It is easier for a business owner who conducts primarily cash transactions in Maryland to obtain a permit to wear and carry a gun, than a woman who fears she may be attacked by an ex-lover.
"I am afraid for my life and safety due to being stalked, assaulted, threatened, and harassed," reads an excerpt from a denied application to obtain a concealed carry permit in Maryland. "I have filed charged against [redacted] for assault and threats. He is continuing to threat [sic] me and he is continuing to harm me by trying to kick in my door to enter my apartment."
"He has verbally threaten [sic] me and he has verbally told others he is going to kill me. He has violated the PEACE ORDER and is still stalking and threatening me, the hand-written "reason for a handgun permit" continues. "I am also afraid for my 9 [year] old daughter's safety. I am requesting approval for a permit in order to protect myself and daughter because [name redacted] is out to assault and kill me.
The applicant noted that she included court documents as evidence of the subject's "rage."
"[Name redacted]'s rage and anger is very unpredictable due to he has tried to bust through my door with a crutch and he has tried to enter through my balcony door to kill me. He has also threatened to [word missing] my daughter [name redacted] and my husband [name redacted]. It is urgent that I am able to … "
The reason likely concluded on a separate page of the application.
The relationship between the woman and the man she is described in her application is unclear. But for former Baltimore police officer Donna Worthy it's not uncommon and in her eyes unfortunate.
"As far as women specifically, that is one of the most prevalent reasons for a woman to get it," Worthy said. "It is growing however for business owners as women and men in general. Business owners are the number one way that people are obtaining handgun permits in Maryland. … I wish I could say [being] business owners were the [main reason] women were getting them for, but unfortunately it is the threat.

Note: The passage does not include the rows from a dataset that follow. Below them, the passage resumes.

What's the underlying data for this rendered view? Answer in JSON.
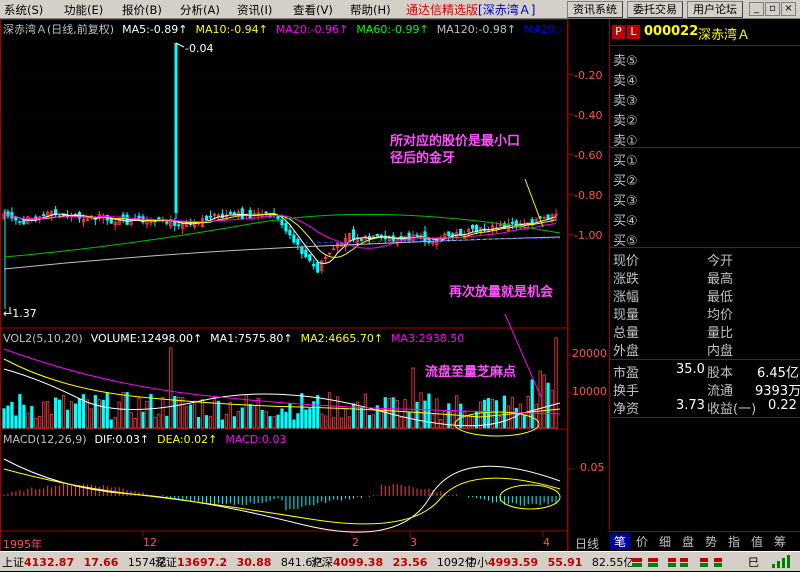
{
  "menu": [
    "系统(S)",
    "功能(E)",
    "报价(B)",
    "分析(A)",
    "资讯(I)",
    "查看(V)",
    "帮助(H)"
  ],
  "brand": "通达信精选版",
  "window_title": "[深赤湾Ａ]",
  "tool_buttons": [
    "资讯系统",
    "委托交易",
    "用户论坛"
  ],
  "window_controls": {
    "minimize": "_",
    "restore": "▫",
    "close": "×"
  },
  "price_header": {
    "name": "深赤湾Ａ(日线,前复权)",
    "items": [
      {
        "label": "MA5:-0.89",
        "color": "#ffffff"
      },
      {
        "label": "MA10:-0.94",
        "color": "#ffff00"
      },
      {
        "label": "MA20:-0.96",
        "color": "#ff00ff"
      },
      {
        "label": "MA60:-0.99",
        "color": "#00ff00"
      },
      {
        "label": "MA120:-0.98",
        "color": "#c0c0c0"
      },
      {
        "label": "MA20:-",
        "color": "#0000ff"
      }
    ]
  },
  "price_axis": [
    "-0.20",
    "-0.40",
    "-0.60",
    "-0.80",
    "-1.00"
  ],
  "high_label": "-0.04",
  "low_label": "←1.37",
  "vol_header": {
    "name": "VOL2(5,10,20)",
    "items": [
      {
        "label": "VOLUME:12498.00",
        "color": "#ffffff"
      },
      {
        "label": "MA1:7575.80",
        "color": "#ffffff"
      },
      {
        "label": "MA2:4665.70",
        "color": "#ffff00"
      },
      {
        "label": "MA3:2938.50",
        "color": "#ff00ff"
      }
    ]
  },
  "vol_axis": [
    "20000",
    "10000"
  ],
  "macd_header": {
    "name": "MACD(12,26,9)",
    "items": [
      {
        "label": "DIF:0.03",
        "color": "#ffffff"
      },
      {
        "label": "DEA:0.02",
        "color": "#ffff00"
      },
      {
        "label": "MACD:0.03",
        "color": "#ff00ff"
      }
    ]
  },
  "macd_axis": [
    "0.05"
  ],
  "date_axis": [
    "1995年",
    "12",
    "2",
    "3",
    "4"
  ],
  "period_label": "日线",
  "annotations": [
    "所对应的股价是最小口",
    "径后的金牙",
    "再次放量就是机会",
    "流盘至量芝麻点"
  ],
  "right_panel": {
    "code": "000022",
    "name": "深赤湾Ａ",
    "sell": [
      "卖⑤",
      "卖④",
      "卖③",
      "卖②",
      "卖①"
    ],
    "buy": [
      "买①",
      "买②",
      "买③",
      "买④",
      "买⑤"
    ],
    "quote": [
      [
        "现价",
        "今开"
      ],
      [
        "涨跌",
        "最高"
      ],
      [
        "涨幅",
        "最低"
      ],
      [
        "现量",
        "均价"
      ],
      [
        "总量",
        "量比"
      ],
      [
        "外盘",
        "内盘"
      ]
    ],
    "fund": [
      {
        "l": "市盈",
        "v": "35.0",
        "l2": "股本",
        "v2": "6.45亿"
      },
      {
        "l": "换手",
        "v": "",
        "l2": "流通",
        "v2": "9393万"
      },
      {
        "l": "净资",
        "v": "3.73",
        "l2": "收益(一)",
        "v2": "0.22"
      }
    ]
  },
  "right_tabs": [
    "笔",
    "价",
    "细",
    "盘",
    "势",
    "指",
    "值",
    "筹"
  ],
  "status": [
    {
      "name": "上证",
      "index": "4132.87",
      "chg": "17.66",
      "amt": "1574亿"
    },
    {
      "name": "深证",
      "index": "13697.2",
      "chg": "30.88",
      "amt": "841.6亿"
    },
    {
      "name": "沪深",
      "index": "4099.38",
      "chg": "23.56",
      "amt": "1092亿"
    },
    {
      "name": "中小",
      "index": "4993.59",
      "chg": "55.91",
      "amt": "82.55亿"
    }
  ],
  "status_right": "巳"
}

"They absolutely know they're more of a target than say a big, stocky man might be," Worthy continued. "We've had a lot of women that are successful in getting the carry permit when they've had multiple threats from an ex or something like that and they have an absolute need."
Worthy is a retired Baltimore City police officer. She suffered a career-ending injury in 2005 while monitoring a prison at a Baltimore hospital. She said the prison "went crazy" from drugs and wound up throwing an "entire hospital bed" at her, "ripping" her shoulder apart.
A year later, Worthy opened Worth-A-Shot Firearms in Millersville, Maryland. She is a National Rifle Association-certified instruction and is licensed to conceal and carry firearms with both permits from Utah and Maryland. As a female business owner, Worthy checks all of the boxes.
Her decision to open the then-training-only-facilities was motivated by a lack of female firearms instructors. She started out doing house calls teaching gun safety.
"Women really feel comfortable with a woman instructor," Worthy said. "Women want to feel at ease when they come in a gun store. They don't want the drill sergeant type of atmosphere."
Worthy said more women recently have begun signing up for the Handgun Qualification License in Maryland, not to be confused with a conceal and carry permit. To own a handgun in Maryland, applicants must complete a four-hour training class that includes the legal aspects of Maryland's strict gun laws that took effect Oct. 1, 2013. The course also goes over safe handling, basic shooting, maintenance and safety in the home.
"They're a little scared of guns when the first come in; not all women. … Frankly, some women just need to build up their strength and stamina," Worthy said. "We're there for them from start to finish. By the time they're are finished with the training the feel more confident. It's empower for women."